> _EXERCISE DIRECTIONS_
Your copy should repeat each record below exactly and contain no images.

> _GIVEN DATA_
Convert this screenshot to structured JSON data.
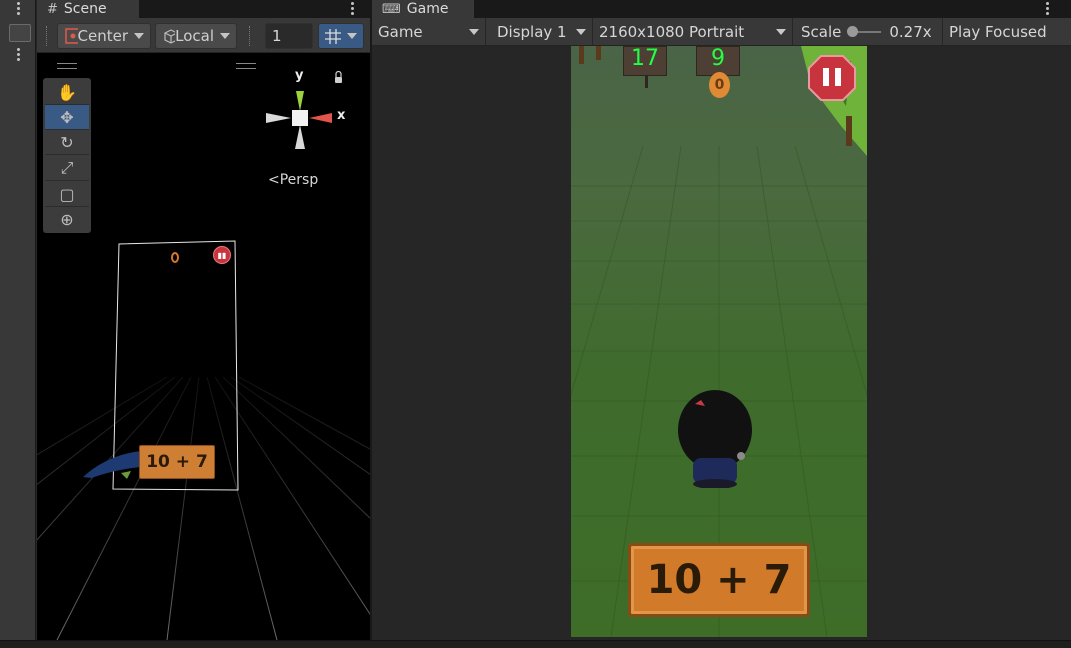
{
  "scene_tab": {
    "label": "Scene",
    "icon": "grid-icon"
  },
  "game_tab": {
    "label": "Game",
    "icon": "gamepad-icon"
  },
  "scene_toolbar": {
    "pivot_label": "Center",
    "space_label": "Local",
    "grid_value": "1"
  },
  "gizmo": {
    "y_label": "y",
    "x_label": "x",
    "projection_label": "Persp"
  },
  "scene_tools": [
    "hand-tool",
    "move-tool",
    "rotate-tool",
    "scale-tool",
    "rect-tool",
    "transform-tool"
  ],
  "scene_preview": {
    "equation": "10 + 7",
    "score": "0"
  },
  "game_toolbar": {
    "mode_label": "Game",
    "display_label": "Display 1",
    "resolution_label": "2160x1080 Portrait",
    "scale_label": "Scale",
    "scale_value": "0.27x",
    "play_focused_label": "Play Focused"
  },
  "game_view": {
    "score_left": "17",
    "score_right": "9",
    "coin_label": "0",
    "equation": "10 + 7"
  },
  "colors": {
    "accent_selected": "#3a5a86",
    "score_text": "#22ff44",
    "pause_button": "#c8343d",
    "sign_wood": "#d07a2a"
  }
}
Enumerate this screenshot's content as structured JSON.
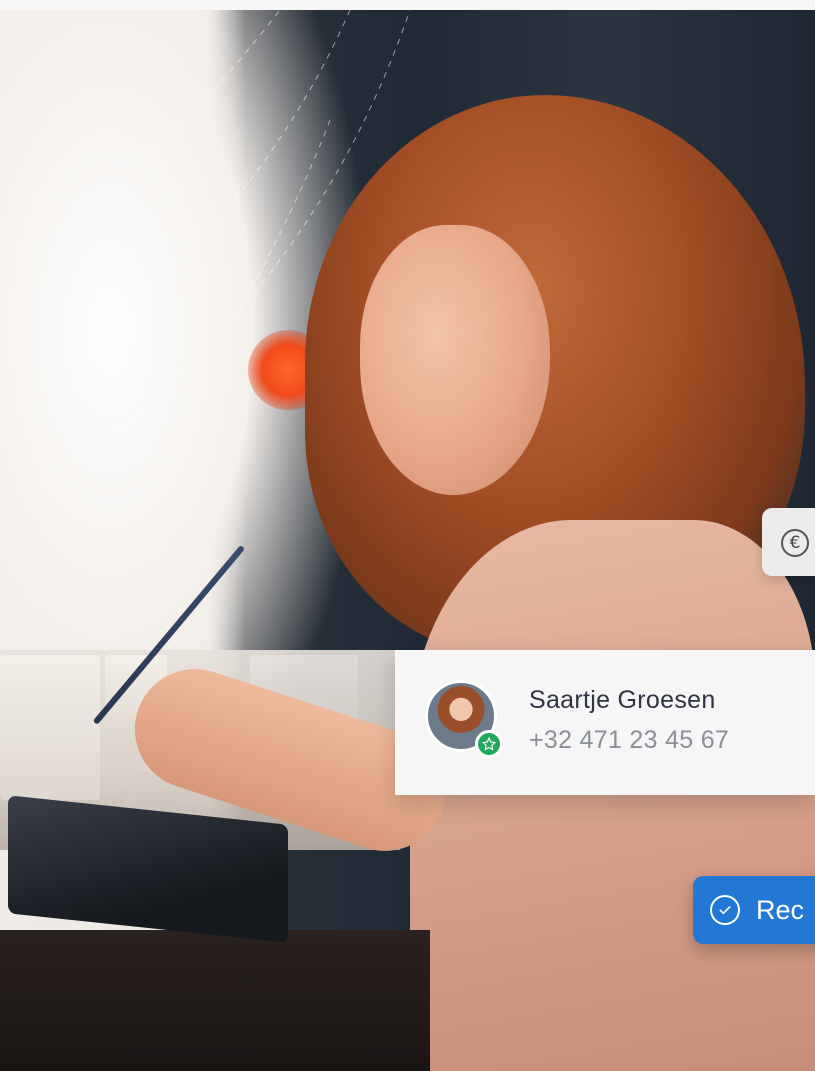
{
  "contact": {
    "name": "Saartje Groesen",
    "phone": "+32 471 23 45 67",
    "badge_icon": "star-icon",
    "badge_color": "#22a85a"
  },
  "euro_chip": {
    "icon": "euro-icon",
    "symbol": "€"
  },
  "action_button": {
    "icon": "check-circle-icon",
    "label": "Rec",
    "color": "#2378d6"
  }
}
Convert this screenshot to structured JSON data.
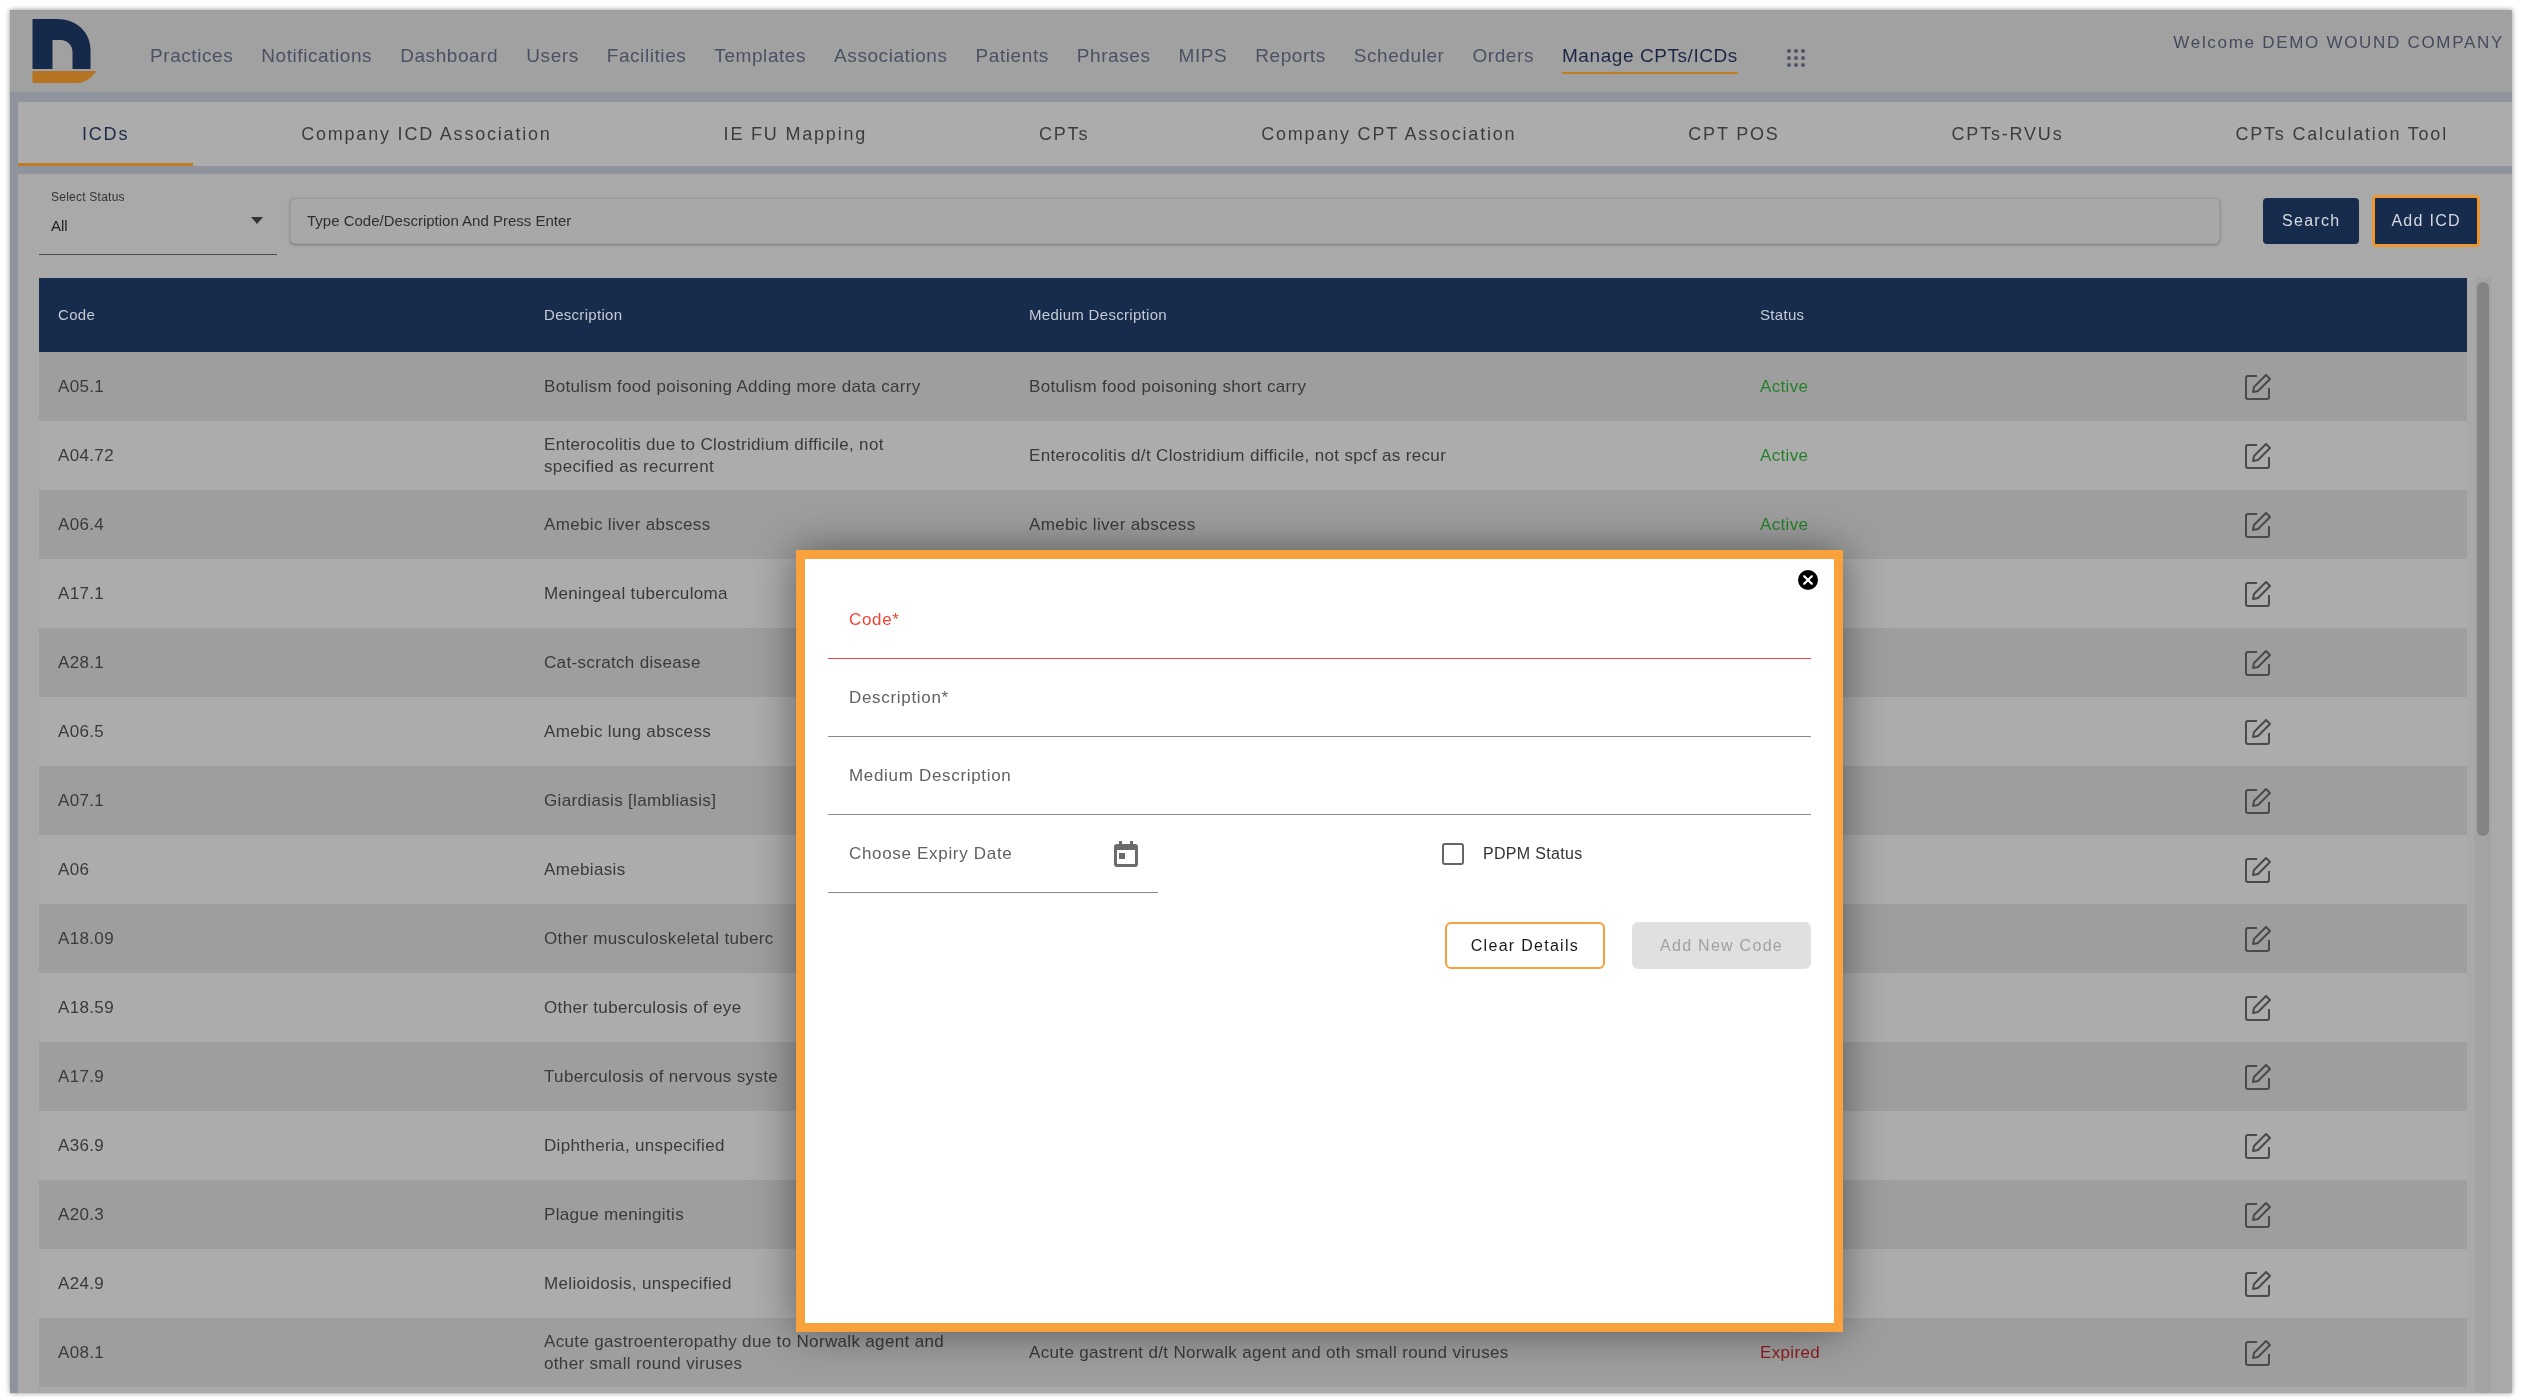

> _TASK SOLUTION_
Convert this screenshot to structured JSON data.
{
  "scene_tab": {
    "label": "Scene",
    "icon": "grid-icon"
  },
  "game_tab": {
    "label": "Game",
    "icon": "gamepad-icon"
  },
  "scene_toolbar": {
    "pivot_label": "Center",
    "space_label": "Local",
    "grid_value": "1"
  },
  "gizmo": {
    "y_label": "y",
    "x_label": "x",
    "projection_label": "Persp"
  },
  "scene_tools": [
    "hand-tool",
    "move-tool",
    "rotate-tool",
    "scale-tool",
    "rect-tool",
    "transform-tool"
  ],
  "scene_preview": {
    "equation": "10 + 7",
    "score": "0"
  },
  "game_toolbar": {
    "mode_label": "Game",
    "display_label": "Display 1",
    "resolution_label": "2160x1080 Portrait",
    "scale_label": "Scale",
    "scale_value": "0.27x",
    "play_focused_label": "Play Focused"
  },
  "game_view": {
    "score_left": "17",
    "score_right": "9",
    "coin_label": "0",
    "equation": "10 + 7"
  },
  "colors": {
    "accent_selected": "#3a5a86",
    "score_text": "#22ff44",
    "pause_button": "#c8343d",
    "sign_wood": "#d07a2a"
  }
}
Enumerate this screenshot's content as structured JSON.
{
  "contact": {
    "name": "Saartje Groesen",
    "phone": "+32 471 23 45 67",
    "badge_icon": "star-icon",
    "badge_color": "#22a85a"
  },
  "euro_chip": {
    "icon": "euro-icon",
    "symbol": "€"
  },
  "action_button": {
    "icon": "check-circle-icon",
    "label": "Rec",
    "color": "#2378d6"
  }
}
Convert this screenshot to structured JSON data.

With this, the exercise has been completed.